◆ WHAT IS NEEDED: Output the entries exactly as they appear. Pictures should not be included.

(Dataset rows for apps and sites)

_ _ _ _ _ _ _

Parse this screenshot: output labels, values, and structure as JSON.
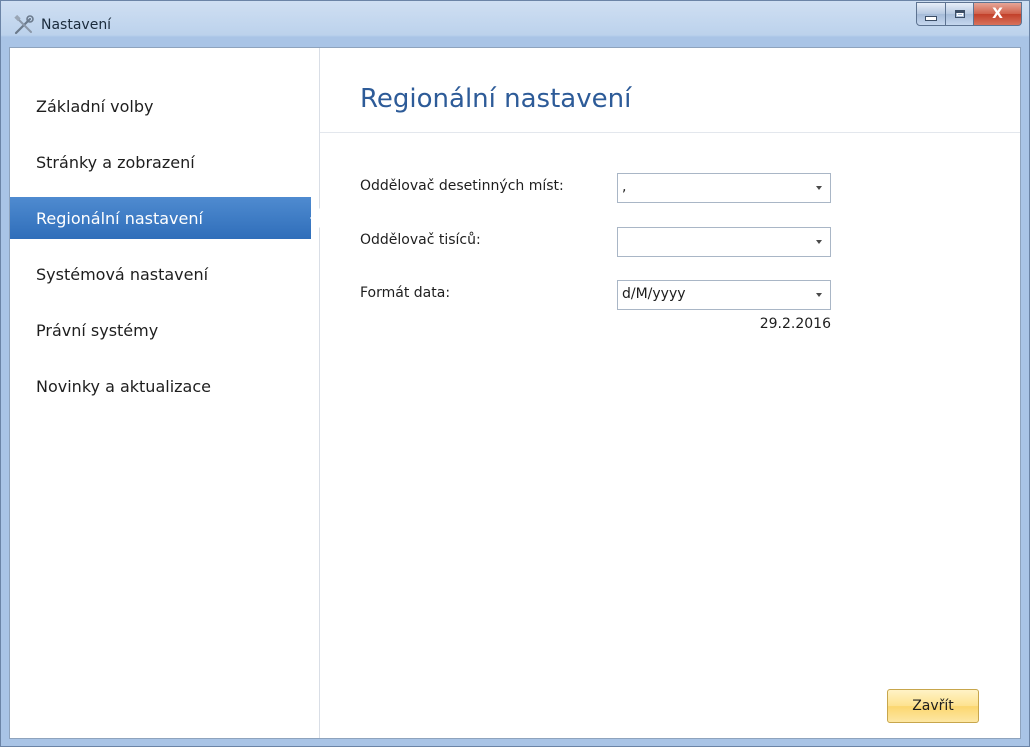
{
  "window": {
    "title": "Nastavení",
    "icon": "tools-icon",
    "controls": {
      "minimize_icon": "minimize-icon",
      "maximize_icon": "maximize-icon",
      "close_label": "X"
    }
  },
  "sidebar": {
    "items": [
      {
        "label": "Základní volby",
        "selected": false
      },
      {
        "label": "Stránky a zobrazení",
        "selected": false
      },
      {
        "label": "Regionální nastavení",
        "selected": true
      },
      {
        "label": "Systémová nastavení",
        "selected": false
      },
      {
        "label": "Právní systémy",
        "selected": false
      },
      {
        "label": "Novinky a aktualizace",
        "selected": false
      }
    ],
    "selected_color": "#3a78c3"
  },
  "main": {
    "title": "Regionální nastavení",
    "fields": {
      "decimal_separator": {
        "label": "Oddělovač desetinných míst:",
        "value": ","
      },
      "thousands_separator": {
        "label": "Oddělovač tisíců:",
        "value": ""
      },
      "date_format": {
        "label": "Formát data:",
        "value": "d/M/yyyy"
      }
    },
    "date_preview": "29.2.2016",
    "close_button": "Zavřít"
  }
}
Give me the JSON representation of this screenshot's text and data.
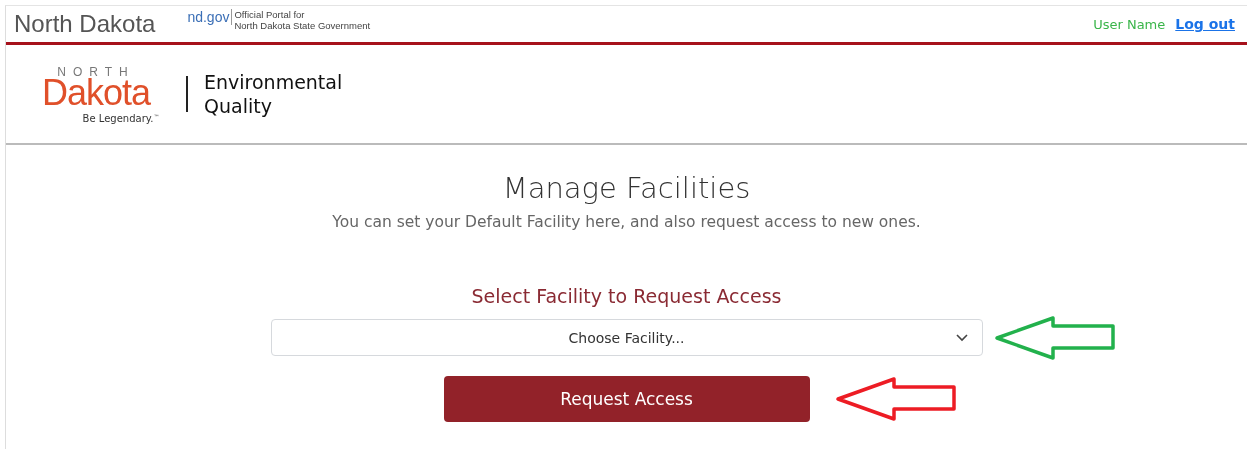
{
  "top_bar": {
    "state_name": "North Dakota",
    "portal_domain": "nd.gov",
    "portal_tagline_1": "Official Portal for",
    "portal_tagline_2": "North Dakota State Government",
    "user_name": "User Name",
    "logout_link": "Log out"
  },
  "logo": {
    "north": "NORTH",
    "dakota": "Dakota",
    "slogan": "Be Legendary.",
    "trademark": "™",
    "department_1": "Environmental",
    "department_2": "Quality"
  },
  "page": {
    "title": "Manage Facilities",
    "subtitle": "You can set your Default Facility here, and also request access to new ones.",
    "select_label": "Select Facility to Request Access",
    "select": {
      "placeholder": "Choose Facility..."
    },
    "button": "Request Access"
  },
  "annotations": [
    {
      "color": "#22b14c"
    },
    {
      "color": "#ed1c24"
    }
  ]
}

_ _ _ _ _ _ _

◆ WRITTEN SOLUTION:
Parse this screenshot: output labels, values, and structure as JSON.
{
  "window": {
    "title": "Nastavení",
    "icon": "tools-icon",
    "controls": {
      "minimize_icon": "minimize-icon",
      "maximize_icon": "maximize-icon",
      "close_label": "X"
    }
  },
  "sidebar": {
    "items": [
      {
        "label": "Základní volby",
        "selected": false
      },
      {
        "label": "Stránky a zobrazení",
        "selected": false
      },
      {
        "label": "Regionální nastavení",
        "selected": true
      },
      {
        "label": "Systémová nastavení",
        "selected": false
      },
      {
        "label": "Právní systémy",
        "selected": false
      },
      {
        "label": "Novinky a aktualizace",
        "selected": false
      }
    ],
    "selected_color": "#3a78c3"
  },
  "main": {
    "title": "Regionální nastavení",
    "fields": {
      "decimal_separator": {
        "label": "Oddělovač desetinných míst:",
        "value": ","
      },
      "thousands_separator": {
        "label": "Oddělovač tisíců:",
        "value": ""
      },
      "date_format": {
        "label": "Formát data:",
        "value": "d/M/yyyy"
      }
    },
    "date_preview": "29.2.2016",
    "close_button": "Zavřít"
  }
}
Give me the JSON representation of this screenshot's text and data.
{
  "top_bar": {
    "state_name": "North Dakota",
    "portal_domain": "nd.gov",
    "portal_tagline_1": "Official Portal for",
    "portal_tagline_2": "North Dakota State Government",
    "user_name": "User Name",
    "logout_link": "Log out"
  },
  "logo": {
    "north": "NORTH",
    "dakota": "Dakota",
    "slogan": "Be Legendary.",
    "trademark": "™",
    "department_1": "Environmental",
    "department_2": "Quality"
  },
  "page": {
    "title": "Manage Facilities",
    "subtitle": "You can set your Default Facility here, and also request access to new ones.",
    "select_label": "Select Facility to Request Access",
    "select": {
      "placeholder": "Choose Facility..."
    },
    "button": "Request Access"
  },
  "annotations": [
    {
      "color": "#22b14c"
    },
    {
      "color": "#ed1c24"
    }
  ]
}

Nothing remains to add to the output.